Page 138 - She is far from the land where her young hero sleeps, And lovers around her are sighing; But coldly she turns from their gaze and weeps, For her heart in his grave is lying.
Page 414 - With coral clasps and amber studs: And if these pleasures may thee move, Come live with me and be my love.
Page 384 - FAINTLY as tolls the evening chime, Our voices keep tune and our oars keep time. Soon as the woods on shore look dim, We'll sing at St. Ann's our parting hymn. Row, brothers, row, the stream runs fast, The Rapids are near and the daylight's past.
Page 273 - THE YOUNG MAY MOON. THE young May moon is beaming, love, The glow-worm's lamp is gleaming, love, How sweet to rove Through Morna's grove,* When the drowsy world is dreaming, love ! Then awake ! — the heavens look bright, my dear, 'Tis never too late for delight, my dear, And the best of all ways To lengthen our days Is to steal a few hours from the night, my dear.
Page 416 - The flowers do fade, and wanton fields To wayward Winter reckoning yields: A honey tongue, a heart of gall, Is fancy's spring, but sorrow's fall. Thy gowns, thy shoes, thy beds of roses, Thy cap, thy kirtle, and thy posies, Soon break, soon wither — soon forgotten...

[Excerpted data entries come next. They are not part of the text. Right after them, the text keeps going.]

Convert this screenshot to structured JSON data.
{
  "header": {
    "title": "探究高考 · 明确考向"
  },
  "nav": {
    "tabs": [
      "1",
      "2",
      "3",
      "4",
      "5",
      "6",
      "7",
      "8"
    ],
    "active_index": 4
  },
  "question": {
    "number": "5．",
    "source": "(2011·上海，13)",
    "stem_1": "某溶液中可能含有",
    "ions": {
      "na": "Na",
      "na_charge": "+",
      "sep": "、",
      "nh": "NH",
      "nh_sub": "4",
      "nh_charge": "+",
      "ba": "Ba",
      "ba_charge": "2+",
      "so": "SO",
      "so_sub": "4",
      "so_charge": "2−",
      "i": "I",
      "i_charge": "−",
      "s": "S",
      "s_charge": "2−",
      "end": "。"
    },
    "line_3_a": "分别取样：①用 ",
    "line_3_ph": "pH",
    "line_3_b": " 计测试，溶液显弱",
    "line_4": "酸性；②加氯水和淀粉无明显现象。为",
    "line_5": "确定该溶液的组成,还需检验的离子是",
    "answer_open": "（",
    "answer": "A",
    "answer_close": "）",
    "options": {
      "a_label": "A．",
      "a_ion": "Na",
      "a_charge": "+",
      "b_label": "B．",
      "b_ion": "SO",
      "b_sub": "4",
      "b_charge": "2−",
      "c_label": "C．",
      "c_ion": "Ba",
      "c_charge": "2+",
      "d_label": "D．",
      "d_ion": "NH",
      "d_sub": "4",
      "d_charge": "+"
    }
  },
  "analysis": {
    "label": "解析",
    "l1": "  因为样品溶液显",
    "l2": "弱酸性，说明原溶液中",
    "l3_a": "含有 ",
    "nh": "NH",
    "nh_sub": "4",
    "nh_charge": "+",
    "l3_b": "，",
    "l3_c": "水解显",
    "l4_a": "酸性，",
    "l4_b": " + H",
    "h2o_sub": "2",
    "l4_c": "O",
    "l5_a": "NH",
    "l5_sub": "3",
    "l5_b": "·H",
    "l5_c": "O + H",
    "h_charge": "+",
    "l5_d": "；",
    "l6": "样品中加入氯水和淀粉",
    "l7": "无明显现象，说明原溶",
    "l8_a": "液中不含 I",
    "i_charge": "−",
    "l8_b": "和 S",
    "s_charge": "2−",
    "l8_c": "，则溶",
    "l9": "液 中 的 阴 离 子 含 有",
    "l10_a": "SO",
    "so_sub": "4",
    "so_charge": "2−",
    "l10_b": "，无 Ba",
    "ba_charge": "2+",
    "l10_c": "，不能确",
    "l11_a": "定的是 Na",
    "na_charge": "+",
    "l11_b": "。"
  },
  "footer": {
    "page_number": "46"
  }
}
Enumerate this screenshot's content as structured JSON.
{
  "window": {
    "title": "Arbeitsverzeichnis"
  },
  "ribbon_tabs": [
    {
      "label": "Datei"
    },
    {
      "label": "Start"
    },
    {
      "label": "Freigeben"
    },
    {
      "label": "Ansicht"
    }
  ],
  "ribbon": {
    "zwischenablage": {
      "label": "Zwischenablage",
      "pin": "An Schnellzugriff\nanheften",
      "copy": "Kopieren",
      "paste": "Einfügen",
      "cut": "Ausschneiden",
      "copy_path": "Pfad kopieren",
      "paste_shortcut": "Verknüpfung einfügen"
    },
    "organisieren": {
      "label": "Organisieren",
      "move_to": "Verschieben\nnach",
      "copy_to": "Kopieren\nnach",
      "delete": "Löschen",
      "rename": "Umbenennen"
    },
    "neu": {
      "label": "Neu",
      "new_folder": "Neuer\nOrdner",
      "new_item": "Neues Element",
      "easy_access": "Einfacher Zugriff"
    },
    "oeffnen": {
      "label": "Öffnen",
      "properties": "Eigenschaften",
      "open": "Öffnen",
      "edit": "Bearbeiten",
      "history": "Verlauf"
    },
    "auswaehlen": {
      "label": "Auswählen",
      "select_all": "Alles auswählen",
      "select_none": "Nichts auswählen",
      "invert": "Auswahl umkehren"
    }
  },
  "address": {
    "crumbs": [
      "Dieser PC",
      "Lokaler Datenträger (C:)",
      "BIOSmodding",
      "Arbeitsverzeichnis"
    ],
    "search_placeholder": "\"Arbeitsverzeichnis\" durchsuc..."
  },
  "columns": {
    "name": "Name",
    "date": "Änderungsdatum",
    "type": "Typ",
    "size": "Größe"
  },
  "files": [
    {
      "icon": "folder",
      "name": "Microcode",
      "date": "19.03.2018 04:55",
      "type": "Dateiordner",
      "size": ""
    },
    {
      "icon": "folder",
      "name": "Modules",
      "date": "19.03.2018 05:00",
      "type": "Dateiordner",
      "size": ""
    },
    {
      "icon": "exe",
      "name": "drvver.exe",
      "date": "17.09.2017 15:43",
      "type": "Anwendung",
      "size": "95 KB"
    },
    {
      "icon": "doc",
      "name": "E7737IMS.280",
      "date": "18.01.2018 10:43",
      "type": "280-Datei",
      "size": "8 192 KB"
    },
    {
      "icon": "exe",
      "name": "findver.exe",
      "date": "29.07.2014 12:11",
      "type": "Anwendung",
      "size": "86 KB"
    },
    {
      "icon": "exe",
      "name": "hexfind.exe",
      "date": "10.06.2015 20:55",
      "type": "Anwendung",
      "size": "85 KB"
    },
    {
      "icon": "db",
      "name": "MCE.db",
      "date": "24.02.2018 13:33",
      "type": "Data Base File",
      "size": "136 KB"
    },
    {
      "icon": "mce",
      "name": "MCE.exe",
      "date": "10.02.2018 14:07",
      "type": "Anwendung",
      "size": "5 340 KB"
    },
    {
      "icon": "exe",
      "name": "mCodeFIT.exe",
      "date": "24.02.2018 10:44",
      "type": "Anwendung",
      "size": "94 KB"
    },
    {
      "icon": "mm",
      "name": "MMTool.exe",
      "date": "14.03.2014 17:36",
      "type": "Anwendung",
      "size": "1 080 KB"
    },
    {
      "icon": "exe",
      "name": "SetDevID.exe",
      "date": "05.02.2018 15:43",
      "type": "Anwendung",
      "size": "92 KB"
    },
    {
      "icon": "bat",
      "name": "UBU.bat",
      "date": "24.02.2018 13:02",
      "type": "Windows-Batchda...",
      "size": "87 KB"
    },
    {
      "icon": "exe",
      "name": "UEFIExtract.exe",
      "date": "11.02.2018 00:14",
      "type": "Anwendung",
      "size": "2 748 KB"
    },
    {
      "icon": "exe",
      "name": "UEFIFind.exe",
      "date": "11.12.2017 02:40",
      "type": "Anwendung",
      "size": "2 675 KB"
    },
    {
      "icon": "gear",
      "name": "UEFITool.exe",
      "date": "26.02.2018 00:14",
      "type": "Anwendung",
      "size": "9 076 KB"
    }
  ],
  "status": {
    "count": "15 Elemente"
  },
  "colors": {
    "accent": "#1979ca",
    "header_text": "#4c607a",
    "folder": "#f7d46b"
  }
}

Page 3 - NOT a drum was heard, not a funeral note, As his corse to the rampart we hurried; Not a soldier discharged his farewell shot O'er the grave where our hero we buried.
Page 5 - We thought, as we hollowed his narrow bed, And smoothed down his lonely pillow, That the foe and the stranger would tread o'er his head, And we far away on the billow ! Lightly they'll talk of the spirit that's gone, And o'er his cold ashes upbraid him ; But little hell reck if they let him sleep on In the grave where a Briton has laid him...